By Cannabiz Africa publisher Brett Hilton-Barber
Cannabis reform in South Africa is threatening to turn into a nightmare for all the people who should be benefitting from it. The major problem is what one analyst has politely called “the knowledge deficit” that sits in government.
Cannabis Master Plan is a roadmap to nowhere
SA is one of the most progressive countries in the world when it comes to cannabis. Yet the National Cannabis Master Plan Version 5 (NCMP) that has been tabled by the Department of Agriculture, Rural Development and Land Reform (DALRRD) has as many potholes as the average Jo’burg street. If it’s a roadmap to anywhere, it’ll surely take us down the route of unintended consequences with a detour or two to skirt the really expensive mistakes that are coming over the rise.
The NCMP is a well-meaning document that is actually meaningless. It is a cut-and-paste proposition that is bereft of imagination and clueless about the subject at hand. This may sound harsh, but it’s the truth: the NCMP is a wish list that is an exercise in avoidance.
“Cannabis reform has the potential to bring out the worst in South Africa – or the best” says Marc Wegerif, the convener of thinktank Cannabis Organization University Pretoria (COUP).
In an interview with Cannabiz Africa on 8 June 2021, he sketched out marijuana’s High Road/Low Road scenario.
“Cannabis reform has the potential to widen inequality, inflame racism, create more dysfunction in the social fabric and continue criminalizing the same people apartheid did while benefitting the elite. Or it could become a nation-building, economically-inclusive activity that is aimed at uplifting rural marginalized communities while at the same time unleashing urban entrepreneurial flair”.
SA Govt choosing Low Road over High Road in cannabis reform
Right now, it looks like we’re lumbering along the Low Road Scenario, and will continue to do so until the government’s cannabis reformers decide to factor reality into their policy mix. And the basic underlying reality is that, by the NCMP’s own estimation, SA already has a thriving illegal cannabis industry worth R28 billion, almost a million growers serving both the export and domestic market, and at least 3,5 million regular cannabis consumers.
And yet, astoundingly, the government does not factor any of this into its proposed policy, which is essentially to:
- Develop the medicinal cannabis export market
- Establish a local hemp industry

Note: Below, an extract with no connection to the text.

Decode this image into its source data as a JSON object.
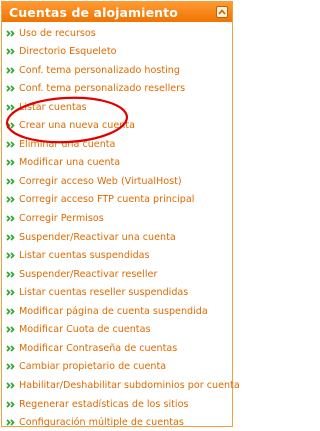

- Allow private “adult-use” consumption but not to allow commercialization in this space.
5 reasons why the Cannabis Master Plan misses the plot
Beneath these broad policy brush-strokes lies a canvas of absurdity, the main points of madness are highlighted below.
- No vision for a local market – either for medicinal or adult-use cannabis;
- No plan to legalize SA’s 900 000 or so full-time illegal cannabis farmers;
- No concrete steps to protect SA landraces or indigenous knowledge “IP” from bio-piracy;
- Unrealistic expectations over hemp;
- Possible international restrictions on how much cannabis SA will eventually be able to export;
In order to get back onto the High Road, SA’s cannabis policy-makers will have to address these 5 fundamental flaws in the NCMP – or else risk losing out on the potential cannabis boom altogether.
SA cannabis reform turning out to be an exercise in ‘white monopoly capital’
SA’s cannabis reform was initially under the Department of Health. DoH will continue to be in charge of the medicinal cannabis framework but has passed the NCMP into DALRRD’s hands. But DALRDD says these hands are tied until the Justice Department changes the wording of the Drugs and Drug Trafficking Act to clarify definitions around hemp, medicinal cannabis and adult-use weed. But this could be years away. Insiders say the Justice Department is prohibitionist by nature, feels marginalized in the debate and is not vested in the economic advantages that could be gained by legalization.
The Marijuana Board of South Africa (MBSA) has a powerful argument in its analysis that cannabis reform in SA has been appropriated by White Monopoly Capitalism. It points to the fact that fewer than 30 cannabis cultivation licenses have been issued, all of them to big business with multinational ties, while the fate of over 900 000 illegal cannabis farmers is being ignored.